Bursitis – Inflammation to a bursa. A bursa is a small sack of fluid that helps tendons pass over bones easily at joints. We have quite a few bursa at key joints in our bodies where there is high wear & tear action, think knee, hip and shoulder. Bursa can get irritated, inflamed and sore. If there is pain, swelling, and redness in the skin near or over the bursa massage should be avoided directly in that area but can be beneficial for the muscles that load the tendon(s) around the bursa.

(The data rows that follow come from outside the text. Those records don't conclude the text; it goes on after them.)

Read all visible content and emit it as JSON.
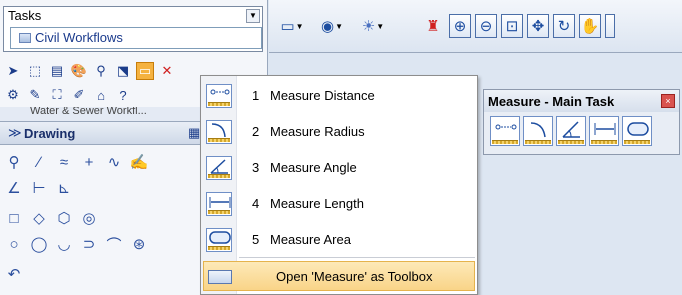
{
  "tasks_panel": {
    "title": "Tasks",
    "workflow": "Civil Workflows",
    "collapsed_section": "Water & Sewer Workfl...",
    "drawing_section": "Drawing"
  },
  "top_toolbar": {
    "icons": [
      "view-toggle-icon",
      "display-style-icon",
      "lighting-icon",
      "paint-brush-icon",
      "zoom-in-icon",
      "zoom-out-icon",
      "window-area-icon",
      "fit-view-icon",
      "rotate-view-icon",
      "pan-hand-icon"
    ]
  },
  "measure_menu": {
    "items": [
      {
        "num": "1",
        "label": "Measure Distance"
      },
      {
        "num": "2",
        "label": "Measure Radius"
      },
      {
        "num": "3",
        "label": "Measure Angle"
      },
      {
        "num": "4",
        "label": "Measure Length"
      },
      {
        "num": "5",
        "label": "Measure Area"
      }
    ],
    "toolbox_option": "Open 'Measure' as Toolbox"
  },
  "measure_toolbox": {
    "title": "Measure - Main Task",
    "close_glyph": "×"
  },
  "colors": {
    "highlight": "#f9d488",
    "active_tool": "#f5b240",
    "accent_blue": "#1d4da0",
    "close_red": "#d9534f"
  }
}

Thrombosis (Deep Vein Thrombosis or DVT) – This is a rare condition where your blood clots in a vein. It is total contraindication for massage because there is a risk massage might dislodge the clot from the side of the vessel, mobilising it. once it can free flot in the blood it will travel with the blood flow to the heart, lungs or brain and could cause a life threatening blockage in another vessel. Blood clots are often found in the lower leg, e.g. calf muscle and the symptoms would be deep, sore pain in the belly of the muscle, redness, swelling. If you have a reason to suspect a blood clot please see a doctor immediately.

Artificial blood vessels – Admittedly not a condition I see often, but if you have had artificial blood vessels surgically implanted massage to this area should be avoided. So let me know about them.

Severe bleeding disorders such as haemophilia – Severe bleeding disorders are definite massage contraindications. Deep tissue massage techniques can (but don’t always) cause low levels of damage to soft tissues that might result in microbleeding in the tissue which could then become uncontrolled bleeding. 

Tumors/Cancer – Massage is not contraindicated for people with cancer, but it must be used with caution. I advise anyone who has cancer or is in treatment for cancer to check with their oncologist first if massage is a problem for you and your specific case. If we get the “ok” then massage can be a really great part of your strategy.
If you are unsure of any lumps and bumps in the muscle or skin have these checked before massage to the area.